After 40 years, Murray Goulburn’s (MG) Rochester plant closed forever on January 30 following the final day of production on January 24.
As the clock struck noon, the workers walked out of the plant for the final time.
“It is a sad day but it is also a good one,” Shaun Coghill, an employee of 14 years, said.
“MG was a good place to work for me and they gave me a lot of opportunity.
“I am thankful for MG and the time they gave into me – it’s just sad it had to finish this way.”
About 10 employees will remain at work for another fortnight to help decommission the site.
This year marks four decades since MG opened its Mackay Street factory. But the company, which is likely to be sold to Canadian company Saputo, said the future of the Rochester site was a matter for its new owners.

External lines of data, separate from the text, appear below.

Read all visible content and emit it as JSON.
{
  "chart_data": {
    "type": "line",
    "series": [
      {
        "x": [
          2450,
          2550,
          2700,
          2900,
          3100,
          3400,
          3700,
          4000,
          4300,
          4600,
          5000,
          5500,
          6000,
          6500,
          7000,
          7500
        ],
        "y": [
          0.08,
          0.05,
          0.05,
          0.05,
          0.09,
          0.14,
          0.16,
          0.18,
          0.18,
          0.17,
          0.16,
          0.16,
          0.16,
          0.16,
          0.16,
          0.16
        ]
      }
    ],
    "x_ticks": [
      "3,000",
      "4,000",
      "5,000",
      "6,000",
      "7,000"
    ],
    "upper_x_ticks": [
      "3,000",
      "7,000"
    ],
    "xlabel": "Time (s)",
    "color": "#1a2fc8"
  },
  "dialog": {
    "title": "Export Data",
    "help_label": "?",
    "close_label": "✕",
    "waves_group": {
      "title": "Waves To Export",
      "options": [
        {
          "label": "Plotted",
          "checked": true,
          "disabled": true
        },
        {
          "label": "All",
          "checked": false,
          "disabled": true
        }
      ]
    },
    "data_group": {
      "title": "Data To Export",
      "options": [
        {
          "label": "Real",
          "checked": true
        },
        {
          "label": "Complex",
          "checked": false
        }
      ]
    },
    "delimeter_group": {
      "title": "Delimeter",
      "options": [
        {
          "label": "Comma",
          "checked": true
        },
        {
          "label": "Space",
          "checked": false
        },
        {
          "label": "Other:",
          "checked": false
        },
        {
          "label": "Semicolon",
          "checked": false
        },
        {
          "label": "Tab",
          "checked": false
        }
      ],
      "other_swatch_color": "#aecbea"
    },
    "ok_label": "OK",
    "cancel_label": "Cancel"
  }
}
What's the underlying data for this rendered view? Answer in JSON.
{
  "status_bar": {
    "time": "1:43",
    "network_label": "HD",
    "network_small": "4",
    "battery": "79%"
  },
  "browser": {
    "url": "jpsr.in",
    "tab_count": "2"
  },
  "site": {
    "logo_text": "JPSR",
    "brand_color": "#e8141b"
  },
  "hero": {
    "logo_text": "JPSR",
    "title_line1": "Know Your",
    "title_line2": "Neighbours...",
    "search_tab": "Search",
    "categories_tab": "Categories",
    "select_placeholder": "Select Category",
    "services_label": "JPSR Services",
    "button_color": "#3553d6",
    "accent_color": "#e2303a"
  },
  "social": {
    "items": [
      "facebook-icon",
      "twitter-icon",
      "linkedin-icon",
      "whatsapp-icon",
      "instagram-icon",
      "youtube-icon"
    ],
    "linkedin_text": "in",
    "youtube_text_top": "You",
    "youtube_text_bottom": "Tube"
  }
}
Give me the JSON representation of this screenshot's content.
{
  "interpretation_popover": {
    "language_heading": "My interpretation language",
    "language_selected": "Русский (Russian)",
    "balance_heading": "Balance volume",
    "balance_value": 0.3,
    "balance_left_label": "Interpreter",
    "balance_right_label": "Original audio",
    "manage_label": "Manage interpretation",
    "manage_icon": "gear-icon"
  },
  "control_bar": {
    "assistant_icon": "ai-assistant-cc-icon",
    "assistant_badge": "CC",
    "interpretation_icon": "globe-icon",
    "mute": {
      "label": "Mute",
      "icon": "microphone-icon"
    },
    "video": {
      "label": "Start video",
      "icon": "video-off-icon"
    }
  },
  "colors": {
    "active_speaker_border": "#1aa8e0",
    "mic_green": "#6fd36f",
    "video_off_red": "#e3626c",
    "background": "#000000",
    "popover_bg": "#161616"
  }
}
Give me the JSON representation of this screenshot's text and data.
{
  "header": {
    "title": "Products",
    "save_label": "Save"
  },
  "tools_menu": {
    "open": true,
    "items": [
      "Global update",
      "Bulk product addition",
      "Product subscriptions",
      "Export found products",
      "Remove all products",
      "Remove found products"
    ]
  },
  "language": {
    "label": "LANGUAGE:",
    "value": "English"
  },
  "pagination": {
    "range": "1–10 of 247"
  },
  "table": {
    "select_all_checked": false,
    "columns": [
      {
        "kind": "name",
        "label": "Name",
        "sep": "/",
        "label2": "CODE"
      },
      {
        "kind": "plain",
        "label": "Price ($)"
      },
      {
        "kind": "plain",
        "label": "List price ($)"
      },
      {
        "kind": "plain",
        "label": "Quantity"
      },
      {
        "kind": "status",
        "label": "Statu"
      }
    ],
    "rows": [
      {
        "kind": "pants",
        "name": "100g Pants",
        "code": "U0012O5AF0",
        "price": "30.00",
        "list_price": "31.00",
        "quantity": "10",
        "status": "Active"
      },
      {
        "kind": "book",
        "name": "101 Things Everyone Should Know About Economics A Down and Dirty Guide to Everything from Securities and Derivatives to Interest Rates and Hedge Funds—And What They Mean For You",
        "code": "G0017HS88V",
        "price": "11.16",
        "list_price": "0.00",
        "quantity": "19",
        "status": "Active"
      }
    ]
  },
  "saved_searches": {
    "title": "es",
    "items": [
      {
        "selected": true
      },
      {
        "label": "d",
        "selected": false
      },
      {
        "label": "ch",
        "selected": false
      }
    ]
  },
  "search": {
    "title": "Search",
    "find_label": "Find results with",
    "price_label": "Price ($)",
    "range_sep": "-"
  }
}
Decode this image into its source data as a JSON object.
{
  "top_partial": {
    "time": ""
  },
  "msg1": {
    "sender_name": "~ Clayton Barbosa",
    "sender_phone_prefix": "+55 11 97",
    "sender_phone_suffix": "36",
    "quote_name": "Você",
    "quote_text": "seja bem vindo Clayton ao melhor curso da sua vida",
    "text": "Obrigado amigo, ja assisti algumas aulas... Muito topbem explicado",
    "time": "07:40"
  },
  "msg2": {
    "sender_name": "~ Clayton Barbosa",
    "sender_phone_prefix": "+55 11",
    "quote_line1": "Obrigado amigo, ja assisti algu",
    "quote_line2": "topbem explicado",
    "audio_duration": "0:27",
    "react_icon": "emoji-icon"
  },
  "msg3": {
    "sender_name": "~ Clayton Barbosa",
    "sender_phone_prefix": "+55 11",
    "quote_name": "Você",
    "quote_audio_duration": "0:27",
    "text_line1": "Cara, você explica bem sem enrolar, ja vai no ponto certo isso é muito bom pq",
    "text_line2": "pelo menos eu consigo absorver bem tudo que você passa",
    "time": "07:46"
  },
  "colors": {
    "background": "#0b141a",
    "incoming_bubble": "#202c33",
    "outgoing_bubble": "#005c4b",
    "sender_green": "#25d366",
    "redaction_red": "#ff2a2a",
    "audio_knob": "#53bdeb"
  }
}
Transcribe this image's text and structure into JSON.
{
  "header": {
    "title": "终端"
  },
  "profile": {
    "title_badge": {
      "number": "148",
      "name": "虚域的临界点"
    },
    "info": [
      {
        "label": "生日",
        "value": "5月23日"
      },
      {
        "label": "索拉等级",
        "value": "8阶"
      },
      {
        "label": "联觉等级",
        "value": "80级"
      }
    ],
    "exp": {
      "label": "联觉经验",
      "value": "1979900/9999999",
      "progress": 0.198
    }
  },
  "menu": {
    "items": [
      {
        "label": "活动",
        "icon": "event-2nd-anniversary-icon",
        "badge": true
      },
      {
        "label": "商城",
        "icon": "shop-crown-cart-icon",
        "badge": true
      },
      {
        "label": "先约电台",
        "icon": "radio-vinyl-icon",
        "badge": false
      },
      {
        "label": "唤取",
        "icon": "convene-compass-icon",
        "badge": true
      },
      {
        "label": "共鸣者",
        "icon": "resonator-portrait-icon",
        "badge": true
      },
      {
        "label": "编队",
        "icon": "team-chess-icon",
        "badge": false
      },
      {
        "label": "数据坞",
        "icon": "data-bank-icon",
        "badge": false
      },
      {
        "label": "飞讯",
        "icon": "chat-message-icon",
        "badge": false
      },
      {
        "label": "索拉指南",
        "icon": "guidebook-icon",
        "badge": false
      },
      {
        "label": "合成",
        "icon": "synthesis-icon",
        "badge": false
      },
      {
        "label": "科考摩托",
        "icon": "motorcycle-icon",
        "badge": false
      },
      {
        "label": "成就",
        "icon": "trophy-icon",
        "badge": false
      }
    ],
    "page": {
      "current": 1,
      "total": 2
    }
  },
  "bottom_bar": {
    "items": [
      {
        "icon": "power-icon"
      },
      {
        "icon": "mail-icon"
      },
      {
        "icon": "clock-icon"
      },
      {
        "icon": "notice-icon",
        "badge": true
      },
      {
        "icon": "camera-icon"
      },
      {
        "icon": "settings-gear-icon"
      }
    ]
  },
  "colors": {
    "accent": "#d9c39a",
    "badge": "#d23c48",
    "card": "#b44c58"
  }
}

MG chief executive Ari Mervis said: “We thank our Rochester employees for their significant contribution to MG. The decision to close the Rochester site was difficult to make, however a necessary step on the journey to ensure the competitiveness of MG’’.
A spokesperson for the company added: “MG is acutely aware of the impact on our valued employees and the local community and we have sought to provide appropriate levels of support since the closure was announced”.
Rochester ward councillor Leigh Wilson was surprised by the resilience of the community.
‘‘I think there has been a sense of relief now that it has closed,’’ he said.
But he has warned the town will not tolerate the MG factory being left abandoned and unused in the centre of the town.
MG extended the factory across one of the town’s streets many years ago and some older residents who remember the sacrifice are not happy the company has wound down operations.
‘‘We gave up the street, an old church and several businesses had to shift. It’s slap-bang in the middle of our town,’’ a spokesperson for the company said.
Cr Wilson said the town would be pushing the proposed new owners of MG to either sell the site or use it.
He also said the shire was undertaking the biggest strategic study ever carried out for Rochester to see what opportunities there were for growth. The report may take a few more months to complete.
Cr Wilson was confident this would lead to longer term investment in the town.
Whether a dairy company is interested in the old factory is not a major concern for Cr Wilson.
‘‘I have been advocating for some time that we move away from water-intensive industries and look at other industries,’’ he said.
The second of many community consultation sessions was held on Thursday.
Mr Coghill, who finished as a team leader, has been one of the lucky ones: he found another job to go to but will have time off before starting in April.